(App and web page records)
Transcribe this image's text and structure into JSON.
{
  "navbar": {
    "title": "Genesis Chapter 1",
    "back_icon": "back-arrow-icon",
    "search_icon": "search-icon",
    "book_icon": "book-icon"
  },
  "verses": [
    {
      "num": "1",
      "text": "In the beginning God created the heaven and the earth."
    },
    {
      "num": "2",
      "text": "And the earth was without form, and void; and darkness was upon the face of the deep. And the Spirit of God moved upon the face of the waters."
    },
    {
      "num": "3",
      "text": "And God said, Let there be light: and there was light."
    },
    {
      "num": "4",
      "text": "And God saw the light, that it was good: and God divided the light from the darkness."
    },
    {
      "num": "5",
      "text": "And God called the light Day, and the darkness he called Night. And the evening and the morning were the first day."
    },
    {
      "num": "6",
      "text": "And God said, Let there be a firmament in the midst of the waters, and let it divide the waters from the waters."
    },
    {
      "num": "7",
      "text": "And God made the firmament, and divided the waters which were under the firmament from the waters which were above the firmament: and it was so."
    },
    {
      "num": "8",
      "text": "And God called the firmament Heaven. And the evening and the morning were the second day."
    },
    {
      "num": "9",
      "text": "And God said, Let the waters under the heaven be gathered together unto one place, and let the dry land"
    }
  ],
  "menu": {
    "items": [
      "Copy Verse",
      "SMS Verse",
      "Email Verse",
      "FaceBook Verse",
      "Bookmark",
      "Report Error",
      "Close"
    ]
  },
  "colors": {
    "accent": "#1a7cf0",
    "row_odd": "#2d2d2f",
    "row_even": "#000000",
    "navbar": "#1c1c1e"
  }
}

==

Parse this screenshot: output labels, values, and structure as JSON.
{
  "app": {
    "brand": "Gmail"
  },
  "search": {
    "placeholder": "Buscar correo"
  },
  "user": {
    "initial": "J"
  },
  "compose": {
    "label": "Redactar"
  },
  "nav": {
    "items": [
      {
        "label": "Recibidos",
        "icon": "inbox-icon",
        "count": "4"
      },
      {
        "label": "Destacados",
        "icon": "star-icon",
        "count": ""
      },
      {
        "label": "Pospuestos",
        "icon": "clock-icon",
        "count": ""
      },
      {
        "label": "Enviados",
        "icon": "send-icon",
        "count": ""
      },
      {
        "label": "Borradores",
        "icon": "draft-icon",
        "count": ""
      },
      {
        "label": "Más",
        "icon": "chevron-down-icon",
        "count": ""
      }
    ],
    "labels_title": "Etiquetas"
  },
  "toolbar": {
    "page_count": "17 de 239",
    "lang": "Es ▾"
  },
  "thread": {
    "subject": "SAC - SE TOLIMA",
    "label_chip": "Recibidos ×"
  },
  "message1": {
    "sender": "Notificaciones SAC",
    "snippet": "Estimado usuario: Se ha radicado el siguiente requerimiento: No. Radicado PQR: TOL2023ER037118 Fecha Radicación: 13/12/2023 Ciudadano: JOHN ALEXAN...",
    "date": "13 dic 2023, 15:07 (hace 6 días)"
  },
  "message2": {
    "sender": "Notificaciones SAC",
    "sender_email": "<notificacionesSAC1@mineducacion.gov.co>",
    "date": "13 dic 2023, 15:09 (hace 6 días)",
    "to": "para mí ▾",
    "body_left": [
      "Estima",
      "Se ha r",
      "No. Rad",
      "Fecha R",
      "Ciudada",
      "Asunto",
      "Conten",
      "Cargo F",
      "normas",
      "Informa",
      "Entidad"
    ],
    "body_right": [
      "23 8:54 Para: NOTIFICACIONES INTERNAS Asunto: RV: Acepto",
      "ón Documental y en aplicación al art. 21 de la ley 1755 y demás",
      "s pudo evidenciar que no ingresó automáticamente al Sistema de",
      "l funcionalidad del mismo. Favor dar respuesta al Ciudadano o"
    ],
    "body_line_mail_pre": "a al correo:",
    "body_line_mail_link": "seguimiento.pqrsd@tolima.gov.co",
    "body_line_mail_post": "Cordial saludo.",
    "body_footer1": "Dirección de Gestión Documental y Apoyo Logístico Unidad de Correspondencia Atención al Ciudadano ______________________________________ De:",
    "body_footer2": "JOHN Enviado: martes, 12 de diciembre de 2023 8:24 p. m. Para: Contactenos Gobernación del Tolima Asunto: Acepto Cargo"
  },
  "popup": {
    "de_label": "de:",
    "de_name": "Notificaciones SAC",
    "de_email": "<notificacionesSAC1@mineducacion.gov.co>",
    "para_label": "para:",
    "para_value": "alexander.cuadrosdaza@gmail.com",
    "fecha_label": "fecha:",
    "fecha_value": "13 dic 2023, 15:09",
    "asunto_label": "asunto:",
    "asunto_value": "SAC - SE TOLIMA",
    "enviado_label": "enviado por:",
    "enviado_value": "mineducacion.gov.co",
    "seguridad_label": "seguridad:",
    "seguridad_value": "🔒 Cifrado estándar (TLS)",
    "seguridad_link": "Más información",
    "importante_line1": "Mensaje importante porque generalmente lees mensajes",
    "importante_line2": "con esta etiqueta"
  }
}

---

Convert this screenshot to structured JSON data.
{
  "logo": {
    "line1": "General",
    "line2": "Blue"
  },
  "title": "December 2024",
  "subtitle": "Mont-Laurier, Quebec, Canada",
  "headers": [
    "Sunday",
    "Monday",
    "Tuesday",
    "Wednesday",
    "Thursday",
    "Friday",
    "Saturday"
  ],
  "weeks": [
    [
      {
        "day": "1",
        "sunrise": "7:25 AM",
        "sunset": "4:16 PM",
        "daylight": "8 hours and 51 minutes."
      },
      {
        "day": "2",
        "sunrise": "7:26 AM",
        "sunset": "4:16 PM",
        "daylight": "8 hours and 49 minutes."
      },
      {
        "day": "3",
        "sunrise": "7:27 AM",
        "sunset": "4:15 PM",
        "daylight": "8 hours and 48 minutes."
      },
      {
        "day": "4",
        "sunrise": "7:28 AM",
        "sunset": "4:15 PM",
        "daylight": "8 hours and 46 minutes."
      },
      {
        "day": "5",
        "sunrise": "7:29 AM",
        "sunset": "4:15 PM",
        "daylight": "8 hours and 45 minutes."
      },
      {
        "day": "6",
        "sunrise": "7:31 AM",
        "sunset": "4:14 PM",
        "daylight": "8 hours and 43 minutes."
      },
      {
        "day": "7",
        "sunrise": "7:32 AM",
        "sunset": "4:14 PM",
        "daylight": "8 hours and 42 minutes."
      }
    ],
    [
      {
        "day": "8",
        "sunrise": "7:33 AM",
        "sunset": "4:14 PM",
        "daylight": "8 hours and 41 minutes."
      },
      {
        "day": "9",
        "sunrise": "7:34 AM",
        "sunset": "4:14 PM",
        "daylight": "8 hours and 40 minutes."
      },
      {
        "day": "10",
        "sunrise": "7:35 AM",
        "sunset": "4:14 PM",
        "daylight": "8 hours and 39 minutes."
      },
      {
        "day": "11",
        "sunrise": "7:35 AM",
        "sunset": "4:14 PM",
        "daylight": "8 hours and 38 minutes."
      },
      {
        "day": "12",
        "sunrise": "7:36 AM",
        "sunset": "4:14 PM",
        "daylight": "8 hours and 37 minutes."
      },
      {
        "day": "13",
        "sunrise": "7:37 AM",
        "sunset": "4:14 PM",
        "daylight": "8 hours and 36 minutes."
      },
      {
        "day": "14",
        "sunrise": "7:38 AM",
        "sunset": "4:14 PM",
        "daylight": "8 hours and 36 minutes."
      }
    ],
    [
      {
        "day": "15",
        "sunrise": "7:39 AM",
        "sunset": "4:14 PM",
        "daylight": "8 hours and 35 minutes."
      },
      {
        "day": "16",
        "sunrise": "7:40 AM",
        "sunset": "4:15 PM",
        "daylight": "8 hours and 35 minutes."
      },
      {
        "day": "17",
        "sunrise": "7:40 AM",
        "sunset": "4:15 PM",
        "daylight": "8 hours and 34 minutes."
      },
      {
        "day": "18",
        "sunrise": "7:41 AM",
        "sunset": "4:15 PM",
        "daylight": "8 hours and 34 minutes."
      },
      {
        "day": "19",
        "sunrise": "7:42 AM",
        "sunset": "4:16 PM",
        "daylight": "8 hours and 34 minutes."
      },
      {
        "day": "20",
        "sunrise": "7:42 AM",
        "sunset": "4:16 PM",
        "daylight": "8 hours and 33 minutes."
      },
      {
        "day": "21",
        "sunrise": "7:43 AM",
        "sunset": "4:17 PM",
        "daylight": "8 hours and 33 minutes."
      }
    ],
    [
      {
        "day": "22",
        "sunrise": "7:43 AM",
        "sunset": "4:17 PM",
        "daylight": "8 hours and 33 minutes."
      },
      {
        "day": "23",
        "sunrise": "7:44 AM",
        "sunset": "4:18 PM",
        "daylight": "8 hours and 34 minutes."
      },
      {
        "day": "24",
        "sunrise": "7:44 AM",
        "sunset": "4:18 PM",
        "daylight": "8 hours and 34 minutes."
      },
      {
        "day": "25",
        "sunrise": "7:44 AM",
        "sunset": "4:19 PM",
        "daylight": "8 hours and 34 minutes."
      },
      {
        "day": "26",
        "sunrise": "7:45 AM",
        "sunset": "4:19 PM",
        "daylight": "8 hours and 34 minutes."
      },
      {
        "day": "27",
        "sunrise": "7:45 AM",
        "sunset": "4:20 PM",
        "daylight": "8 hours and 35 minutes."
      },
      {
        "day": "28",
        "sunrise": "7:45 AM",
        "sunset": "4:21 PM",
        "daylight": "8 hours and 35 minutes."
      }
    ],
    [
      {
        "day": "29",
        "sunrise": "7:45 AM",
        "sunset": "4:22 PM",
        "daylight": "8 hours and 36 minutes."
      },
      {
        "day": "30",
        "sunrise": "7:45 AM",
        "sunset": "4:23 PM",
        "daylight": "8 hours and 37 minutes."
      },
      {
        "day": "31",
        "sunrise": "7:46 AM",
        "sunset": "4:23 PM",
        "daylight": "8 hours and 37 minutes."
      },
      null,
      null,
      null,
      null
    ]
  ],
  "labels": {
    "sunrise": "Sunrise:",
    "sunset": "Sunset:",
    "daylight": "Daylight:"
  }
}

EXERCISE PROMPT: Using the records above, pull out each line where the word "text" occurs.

ANSWER TO THE PROBLEM:
Transcribe this image's text and structure into JSON.
      "text": "In the beginning God created the heaven and the earth."
      "text": "And the earth was without form, and void; and darkness was upon the face of the deep. And the Spirit of God moved upon the face of the waters."
      "text": "And God said, Let there be light: and there was light."
      "text": "And God saw the light, that it was good: and God divided the light from the darkness."
      "text": "And God called the light Day, and the darkness he called Night. And the evening and the morning were the first day."
      "text": "And God said, Let there be a firmament in the midst of the waters, and let it divide the waters from the waters."
      "text": "And God made the firmament, and divided the waters which were under the firmament from the waters which were above the firmament: and it was so."
      "text": "And God called the firmament Heaven. And the evening and the morning were the second day."
      "text": "And God said, Let the waters under the heaven be gathered together unto one place, and let the dry land"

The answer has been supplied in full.